Q. I worked in Paris, for three different companies, for almost seven years 1971 - 1978. I retire in November this year at the age of 60. I am currently domiciled in England but we have a second home (through a Société Civile Immobilière) in France. We may eventually move permanently to France when my husband retires in a few years time. I had intended to claim my French pension through the British pension system but I’m wondering if I might not be better off claiming it separately in France.
So my questions are:
a. Do I have a choice about where my French employment pension is paid?
b. Are there any advantages in having it paid in one country rather than the other?
c. Where can I find out more information about my French pension?
A. (a) You can choose the bank account to which the pension is paid, yes, irrespective of whether this is in France or not. However, be careful if you ask for this, as many people ask the wrong question! Essentially, there is no question to ask of your pension payer, just give them the international bank account details to which the pension is to be paid if outside of France, otherwise known as the ‘IBAN’ number - International Bank Account Number.

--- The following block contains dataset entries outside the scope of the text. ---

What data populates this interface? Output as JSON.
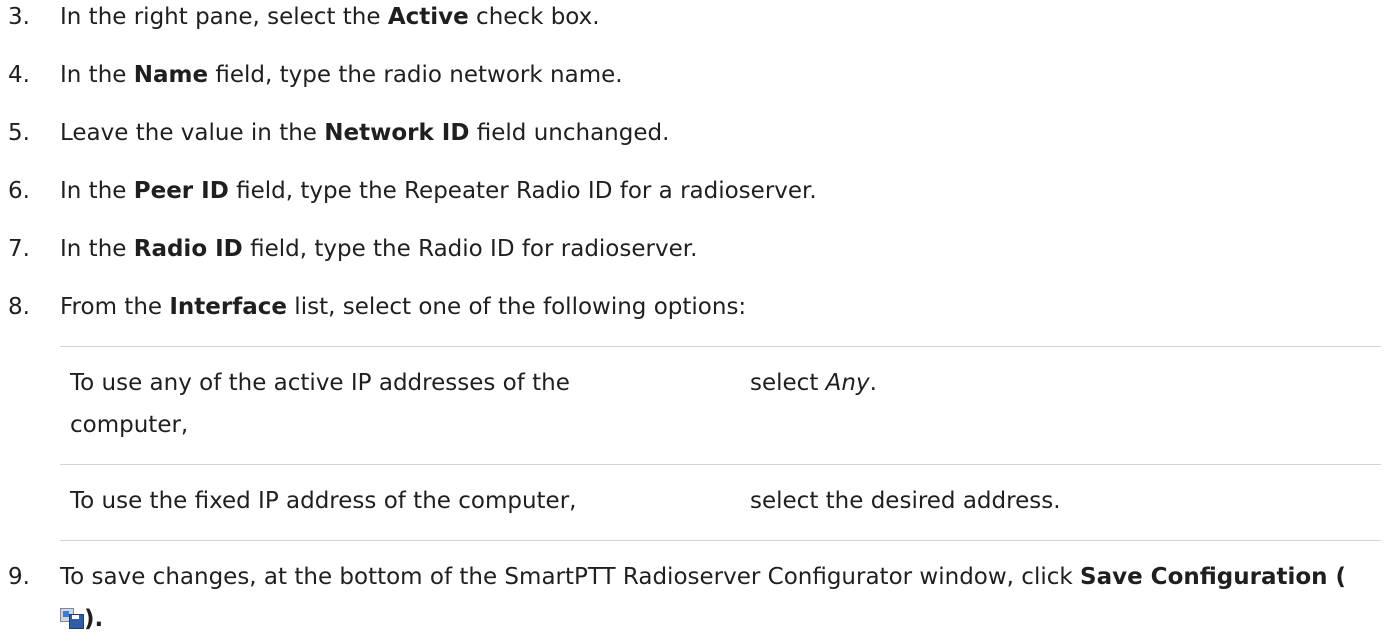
{
  "steps": [
    {
      "num": "3.",
      "pre": "In the right pane, select the ",
      "bold": "Active",
      "post": " check box."
    },
    {
      "num": "4.",
      "pre": "In the ",
      "bold": "Name",
      "post": " field, type the radio network name."
    },
    {
      "num": "5.",
      "pre": "Leave the value in the ",
      "bold": "Network ID",
      "post": " field unchanged."
    },
    {
      "num": "6.",
      "pre": "In the ",
      "bold": "Peer ID",
      "post": " field, type the Repeater Radio ID for a radioserver."
    },
    {
      "num": "7.",
      "pre": "In the ",
      "bold": "Radio ID",
      "post": " field, type the Radio ID for radioserver."
    },
    {
      "num": "8.",
      "pre": "From the ",
      "bold": "Interface",
      "post": " list, select one of the following options:"
    }
  ],
  "options_table": [
    {
      "condition_line1": "To use any of the active IP addresses of the",
      "condition_line2": "computer,",
      "action_pre": "select ",
      "action_italic": "Any",
      "action_post": "."
    },
    {
      "condition_line1": "To use the fixed IP address of the computer,",
      "action_pre": "select the desired address."
    }
  ],
  "step9": {
    "num": "9.",
    "pre": "To save changes, at the bottom of the SmartPTT Radioserver Configurator window, click ",
    "bold": "Save Configuration (",
    "close": ").",
    "icon": "save-configuration-icon"
  }
}
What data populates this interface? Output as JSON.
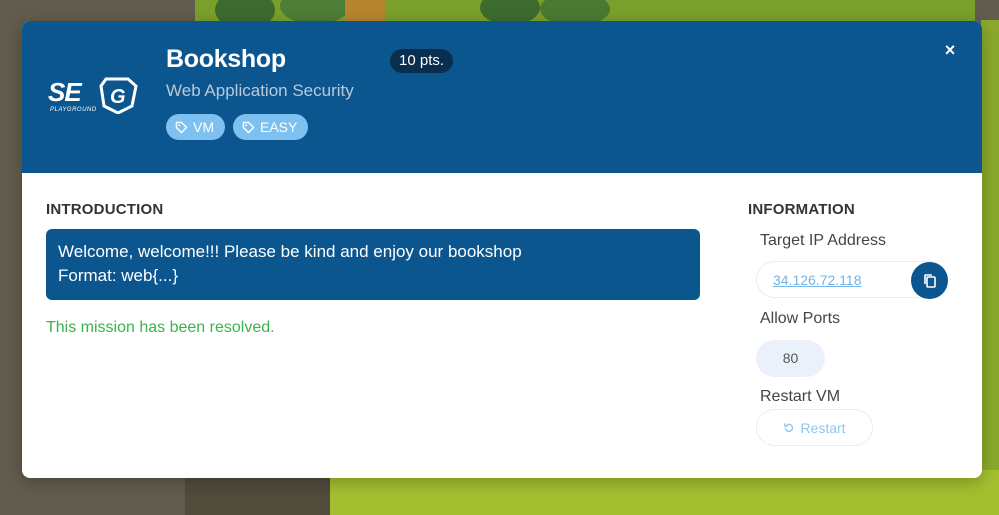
{
  "challenge": {
    "title": "Bookshop",
    "category": "Web Application Security",
    "points": "10 pts.",
    "tags": [
      "VM",
      "EASY"
    ],
    "close_icon": "×"
  },
  "logo": {
    "text": "SEG",
    "subtext": "PLAYGROUND"
  },
  "introduction": {
    "heading": "INTRODUCTION",
    "lines": [
      "Welcome, welcome!!! Please be kind and enjoy our bookshop",
      "Format: web{...}"
    ],
    "status": "This mission has been resolved."
  },
  "information": {
    "heading": "INFORMATION",
    "target_ip_label": "Target IP Address",
    "target_ip": "34.126.72.118",
    "allow_ports_label": "Allow Ports",
    "ports": [
      "80"
    ],
    "restart_label": "Restart VM",
    "restart_button": "Restart"
  },
  "colors": {
    "header_bg": "#0c568f",
    "tag_bg": "#7ec0ef",
    "resolved": "#3bb44a",
    "link": "#74b4e6"
  },
  "icons": [
    "tag-icon",
    "copy-icon",
    "restart-icon",
    "close-icon"
  ]
}
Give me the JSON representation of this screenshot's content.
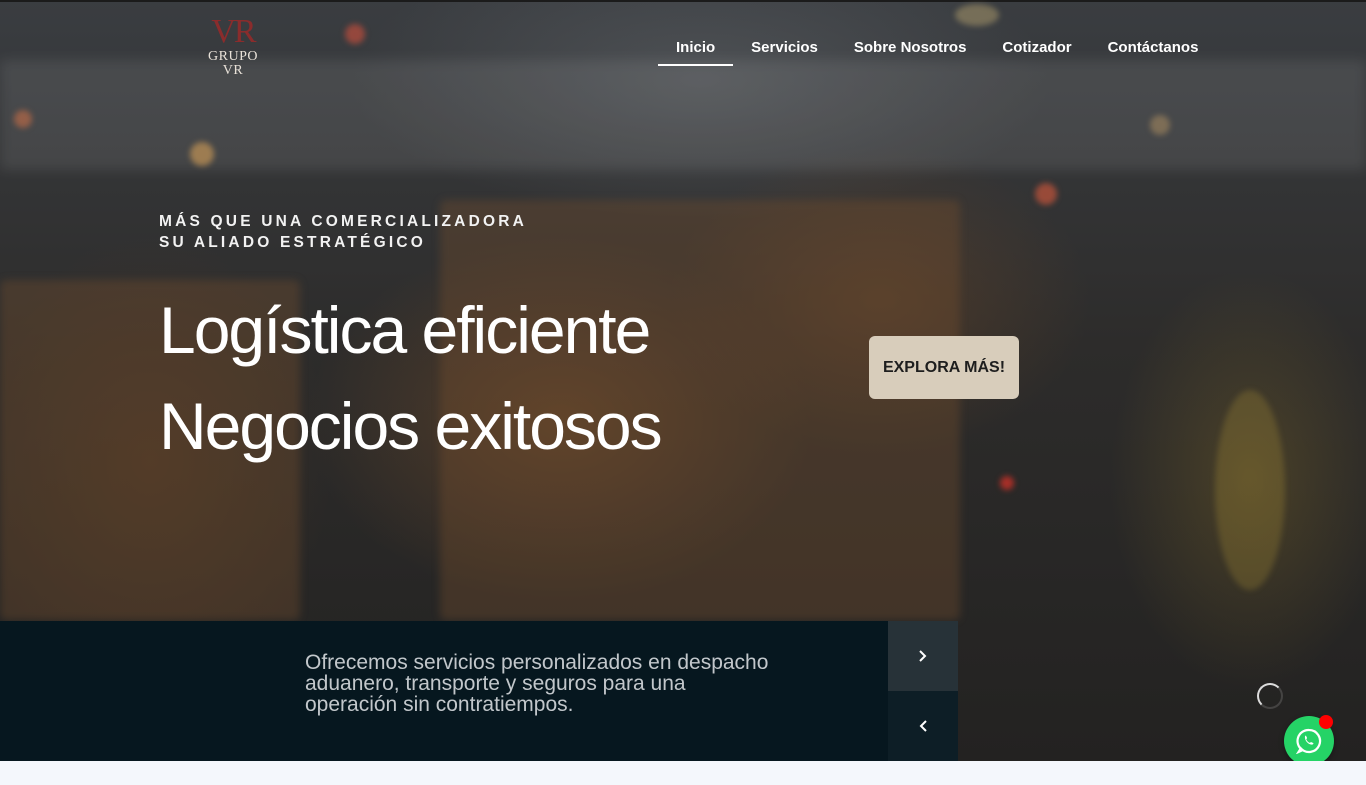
{
  "brand": {
    "mark": "VR",
    "name": "GRUPO VR",
    "mark_color": "#8a2c2c"
  },
  "nav": {
    "items": [
      {
        "label": "Inicio",
        "active": true
      },
      {
        "label": "Servicios",
        "active": false
      },
      {
        "label": "Sobre Nosotros",
        "active": false
      },
      {
        "label": "Cotizador",
        "active": false
      },
      {
        "label": "Contáctanos",
        "active": false
      }
    ]
  },
  "hero": {
    "eyebrow_line1": "MÁS QUE UNA COMERCIALIZADORA",
    "eyebrow_line2": "SU ALIADO ESTRATÉGICO",
    "headline_line1": "Logística eficiente",
    "headline_line2": "Negocios exitosos",
    "cta_label": "EXPLORA MÁS!",
    "cta_color": "#d8cdbb"
  },
  "info_bar": {
    "text": "Ofrecemos servicios personalizados en despacho aduanero, transporte y seguros para una operación sin contratiempos.",
    "background": "#06171f",
    "next_icon": "chevron-right-icon",
    "prev_icon": "chevron-left-icon"
  },
  "floating": {
    "whatsapp_icon": "whatsapp-icon",
    "whatsapp_color": "#25d366",
    "badge_color": "#ff0000"
  }
}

If you want the funds converted from euros to sterling this will occur automatically in the transfer process but if you would rather keep the pension in euros, even though in the UK, then you might wish to consider opening a euro bank account in the UK.
(b) Essentially no, as the income will have to be taken into account for tax anyway irrespective of the country in which the pension is received. However, currency exchange may gave an impact on the amount of the pension finally declared at the end of the year as, if the funds are received in France in euros, then you have to convert the euros to sterling at given exchange rates set by the Inland Revenue.
While you can usually choose between, for example, the average exchange rate of the calendar year or of the tax year, that’s it. On the other hand, if the pension is paid monthly, for example, into a sterling account, then it is the sterling receipt that counts. The latter option provides for a more realistic exchange rate over the course of the year, but then whether this will eventually be better or worse than using one of the average rates will only be known after then end of the year. Unless your income is high when it pays to use currency exchange dealers, most people tend to go for the most practical option.
(c) Information about your pension in France is complicated as most pensions are paid by organisations dependant on the work sector in which the person was employed. In general terms, the best idea apart from contacting your own organisation from the papers you will have been given as an employee is probably to go onto google.fr and search for ‘retraite’. Without knowing what information you are looking for it is difficult to offer any further assistance in this domain, apart from perhaps mention that French pensions are based on buy annual ‘quarters’ of pension rights.